Pressure Cooker Pork Stroganoff

A Pressure Cooker Pork Stroganoff with tender strips of pork in a rich, creamy gravy that's kicked up a notch with a little chili sauce, dry mustard and sherry.

A Pressure Cooker Pork Stroganoff with tender strips of pork in a rich, creamy gravy that’s kicked up a notch with a little chili sauce, dry mustard and sherry.

Sigrid, a long time Pressure Cooking Today reader, recently sent me a kind, supportive email about a negative comment I received on a recipe. In the email she also shared one of her favorite recipes, a Pork Stroganoff recipe.

She found the recipe in a Parade magazine many years ago. It’s become one of her “go to” recipes. She makes it frequently for guests and it’s a big hit. The original recipe was a stove top recipe, but she thought it would make a great pressure cooker recipe as well.

A Pressure Cooker Pork Stroganoff with tender strips of pork in a rich, creamy gravy that's kicked up a notch with a little chili sauce, dry mustard and sherry.

With such a rave review, I definitely had to give it a try. The original recipe called for pork shoulder, and Sigrid likes to use pork shoulder steaks. I had a pork sirloin tip roast in the freezer, so I used that instead.

Pork sirloin tip roasts are generally a little more tender than pork shoulder, so be sure and taste your pork to see if it’s tender after five minutes cooking time. If not, just lock the lid again, and cook it for a few more minutes. When the food in the pressure cooker is hot, it will come back to pressure quickly.

This Pressure Cooker Pork Stroganoff was a big hit with my family too. Thanks Sigrid for sharing it with us!

Pork Stroganoff

Ingredients:

  • 2 lb. pork sirloin tip roast*
  • 3 tablespoons vegetable oil, divided
  • 1 large onion, finely chopped
  • 1/4 cup dry sherry
  • 2 tablespoons chili sauce
  • 1 teaspoon dry mustard
  • 1 cup reduced sodium chicken broth
  • 1 tablespoon butter
  • 1/2 pound fresh mushrooms, sliced
  • 2 tablespoons cornstarch
  • 3 tablespoons cold water
  • 1/2 cup sour cream
  • Salt & pepper
  • Noodles
  • Poppy seed (optional)

Directions:

Trim excess fat from pork and cut into thin strips ½-inch wide.

Season pork generously with salt and pepper. Put 1 tablespoon oil in the cooking pot and select browning. When oil begins to sizzle, brown meat in batches until all the meat is browned – do not crowd, add more oil as needed. Transfer meat to a plate when browned.

Select sauté; add the onions and cook, stirring frequently, until the onions soften and begin to brown, about 3 minutes.

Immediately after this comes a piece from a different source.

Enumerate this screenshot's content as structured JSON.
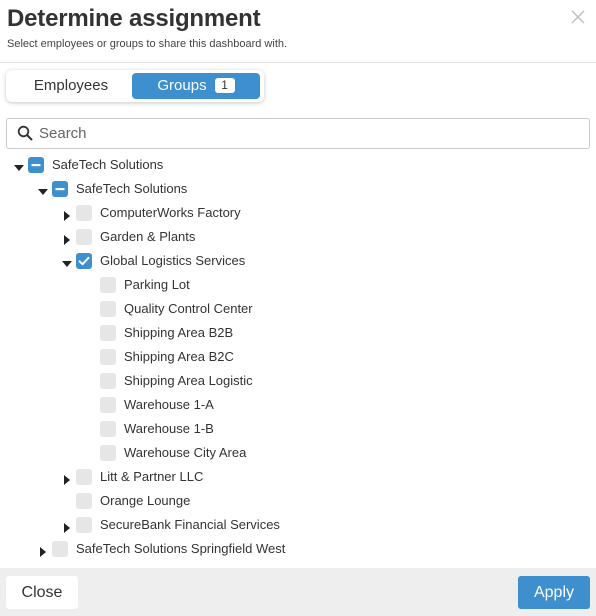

Add sherry to deglaze the pot; scrap up any brown bits on the bottom of the pot. Add chili sauce and mustard. Add chicken broth, browned pork and any accumulated juices. Select High Pressure. Set timer for 5 minutes.

While the pork is cooking, heat a large sauté pan over medium-high heat until hot. Add 1 tablespoon oil and butter. When butter is melted, add the mushrooms and cook until golden. (I cooked them in two batches.) Season with salt and pepper.

When beep sounds turn pressure cooker off and let the pressure release naturally for 10 minutes. After 10 minutes use a quick pressure release to release any remaining pressure. When valve drops carefully remove the lid.

Combine the cornstarch and water, whisking until smooth. Add cornstarch mixture to the broth in the pot stirring constantly. Select Simmer and bring to a boil, stirring constantly until sauce thickens. Add 1/3 cup of gravy to the sour cream and mix until well combined. Add the sour cream mixture to the gravy and stir until well blended. Stir in the sautéed mushrooms. Add salt and pepper to taste.

**While stroganoff is cooking, put salted water for noodles on to boil. Follow package directions for cooking noodles and time their cooking to finish at the same time as the pork. Drain noodles. Serve stroganoff over noodles sprinkled with poppy seed (optional).

Sigrid’s Notes:

*I use pork shoulder steaks. Other pork can be used but I think pork shoulder is more moist and flavorful than pork chops or other pork. And a nice bonus – they’re less expensive.

You can use any canned chicken broth, but I find Swanson’s, by far, the closest to homemade in taste. The sherry, chili sauce and dry mustard add critical elements to the flavor of this dish. Do not be tempted to omit any of them. I use the Heinz brand of chili sauce.